“According to Evidence Code section 801, subdivision (b), expert testimony may be excluded if it is not “[b]ased on matter . . . perceived by or personally known to the witness or made known to him at or before the hearing, whether or not admissible, that is of a type that reasonably may be relied upon by an expert in forming an opinion upon the subject to which his testimony relates . . . .” (Ibid.) As our Supreme Court has explained, “under Evidence Code section 801, the trial court acts as a gatekeeper to exclude speculative or irrelevant expert opinion. . . . ‘[T]he expert’s opinion may not be based “on assumptions of fact without evidentiary support [citation], or on speculative or conjectural factors. . . . [¶] Exclusion of expert opinions that rest on guess, surmise or conjecture [citation] is an inherent corollary to the foundational predicate for admission of the expert testimony: will the testimony assist the trier of fact to evaluate the issues it must decide?” ‘ ” (Sargon Enterprises, Inc. v. University of Southern California (2012) 55 Cal.4th 747, 770 (Sargon).) “[A]n expert’s opinion that something could be true if certain assumed facts are true, without any foundation for concluding those assumed facts exist in the case before the jury, does not provide assistance to the jury . . . .” (Jennings v. Palomar Pomerado Health Systems, Inc. (2003) 114 Cal.App.4th 1108, 1117).”

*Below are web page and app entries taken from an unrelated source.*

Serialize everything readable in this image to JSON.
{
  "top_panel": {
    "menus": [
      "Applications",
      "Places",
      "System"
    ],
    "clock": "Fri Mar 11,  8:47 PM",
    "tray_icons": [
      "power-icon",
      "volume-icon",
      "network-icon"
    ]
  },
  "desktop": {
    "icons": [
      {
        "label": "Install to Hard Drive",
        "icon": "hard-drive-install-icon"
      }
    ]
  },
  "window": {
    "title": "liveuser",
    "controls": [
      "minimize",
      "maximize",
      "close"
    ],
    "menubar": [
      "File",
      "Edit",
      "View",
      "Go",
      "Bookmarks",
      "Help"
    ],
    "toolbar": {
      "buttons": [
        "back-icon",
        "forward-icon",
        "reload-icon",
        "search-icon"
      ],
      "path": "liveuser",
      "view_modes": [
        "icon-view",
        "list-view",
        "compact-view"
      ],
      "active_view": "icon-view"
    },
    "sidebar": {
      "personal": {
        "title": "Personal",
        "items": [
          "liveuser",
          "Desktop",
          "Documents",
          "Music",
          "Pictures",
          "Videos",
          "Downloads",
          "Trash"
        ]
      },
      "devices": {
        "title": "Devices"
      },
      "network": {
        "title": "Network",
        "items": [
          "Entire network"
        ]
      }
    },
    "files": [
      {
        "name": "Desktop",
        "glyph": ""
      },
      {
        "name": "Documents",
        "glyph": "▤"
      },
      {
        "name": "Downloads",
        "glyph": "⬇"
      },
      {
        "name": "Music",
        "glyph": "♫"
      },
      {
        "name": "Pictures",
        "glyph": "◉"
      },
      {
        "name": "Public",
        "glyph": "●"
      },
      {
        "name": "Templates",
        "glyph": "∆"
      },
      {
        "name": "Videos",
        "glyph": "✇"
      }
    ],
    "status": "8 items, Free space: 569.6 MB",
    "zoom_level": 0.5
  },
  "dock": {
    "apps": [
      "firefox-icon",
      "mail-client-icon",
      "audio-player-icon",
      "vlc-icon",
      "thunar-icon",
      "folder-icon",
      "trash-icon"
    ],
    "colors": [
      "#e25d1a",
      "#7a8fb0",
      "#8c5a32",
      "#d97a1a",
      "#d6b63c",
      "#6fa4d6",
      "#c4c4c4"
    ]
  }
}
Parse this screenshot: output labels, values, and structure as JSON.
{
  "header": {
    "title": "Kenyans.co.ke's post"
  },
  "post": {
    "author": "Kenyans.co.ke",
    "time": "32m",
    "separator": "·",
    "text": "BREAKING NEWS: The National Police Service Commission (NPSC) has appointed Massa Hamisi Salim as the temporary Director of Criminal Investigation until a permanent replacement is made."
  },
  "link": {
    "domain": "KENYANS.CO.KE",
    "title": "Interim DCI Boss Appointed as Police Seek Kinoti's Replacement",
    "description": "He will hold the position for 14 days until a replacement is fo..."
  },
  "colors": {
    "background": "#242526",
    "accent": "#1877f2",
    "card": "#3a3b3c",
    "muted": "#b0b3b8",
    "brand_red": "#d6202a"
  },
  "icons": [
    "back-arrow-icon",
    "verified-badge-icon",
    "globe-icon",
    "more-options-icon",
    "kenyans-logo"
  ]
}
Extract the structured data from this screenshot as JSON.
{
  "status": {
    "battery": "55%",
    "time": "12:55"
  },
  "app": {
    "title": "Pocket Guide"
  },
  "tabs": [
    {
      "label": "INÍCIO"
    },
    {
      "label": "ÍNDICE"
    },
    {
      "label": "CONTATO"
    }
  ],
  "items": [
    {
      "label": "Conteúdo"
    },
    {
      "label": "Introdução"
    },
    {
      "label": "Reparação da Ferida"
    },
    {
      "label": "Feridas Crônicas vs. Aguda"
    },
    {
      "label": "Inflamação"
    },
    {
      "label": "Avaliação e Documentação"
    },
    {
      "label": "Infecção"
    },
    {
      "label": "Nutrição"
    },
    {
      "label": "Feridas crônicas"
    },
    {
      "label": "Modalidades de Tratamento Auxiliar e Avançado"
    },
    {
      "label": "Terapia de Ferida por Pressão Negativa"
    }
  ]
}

The same holds for speculation and conjecture of mediators and evaluators.